Top of EXERCISE MATERIAL
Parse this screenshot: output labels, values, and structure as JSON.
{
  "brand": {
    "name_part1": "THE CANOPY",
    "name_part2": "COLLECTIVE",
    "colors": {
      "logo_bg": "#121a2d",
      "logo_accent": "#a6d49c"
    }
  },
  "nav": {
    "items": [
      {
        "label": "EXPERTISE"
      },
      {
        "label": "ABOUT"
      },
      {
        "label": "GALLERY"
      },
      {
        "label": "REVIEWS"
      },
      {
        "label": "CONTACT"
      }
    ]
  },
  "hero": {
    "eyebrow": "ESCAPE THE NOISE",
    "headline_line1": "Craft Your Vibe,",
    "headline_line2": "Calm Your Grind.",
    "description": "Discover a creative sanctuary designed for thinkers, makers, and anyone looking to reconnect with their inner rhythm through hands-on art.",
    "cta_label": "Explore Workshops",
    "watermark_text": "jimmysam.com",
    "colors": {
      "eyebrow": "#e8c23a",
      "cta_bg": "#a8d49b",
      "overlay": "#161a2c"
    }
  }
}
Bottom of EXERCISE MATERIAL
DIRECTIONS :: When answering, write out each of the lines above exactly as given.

RESULT FOR THIS EXERCISE ::
Parse this screenshot: output labels, values, and structure as JSON.
{
  "brand": {
    "name_part1": "THE CANOPY",
    "name_part2": "COLLECTIVE",
    "colors": {
      "logo_bg": "#121a2d",
      "logo_accent": "#a6d49c"
    }
  },
  "nav": {
    "items": [
      {
        "label": "EXPERTISE"
      },
      {
        "label": "ABOUT"
      },
      {
        "label": "GALLERY"
      },
      {
        "label": "REVIEWS"
      },
      {
        "label": "CONTACT"
      }
    ]
  },
  "hero": {
    "eyebrow": "ESCAPE THE NOISE",
    "headline_line1": "Craft Your Vibe,",
    "headline_line2": "Calm Your Grind.",
    "description": "Discover a creative sanctuary designed for thinkers, makers, and anyone looking to reconnect with their inner rhythm through hands-on art.",
    "cta_label": "Explore Workshops",
    "watermark_text": "jimmysam.com",
    "colors": {
      "eyebrow": "#e8c23a",
      "cta_bg": "#a8d49b",
      "overlay": "#161a2c"
    }
  }
}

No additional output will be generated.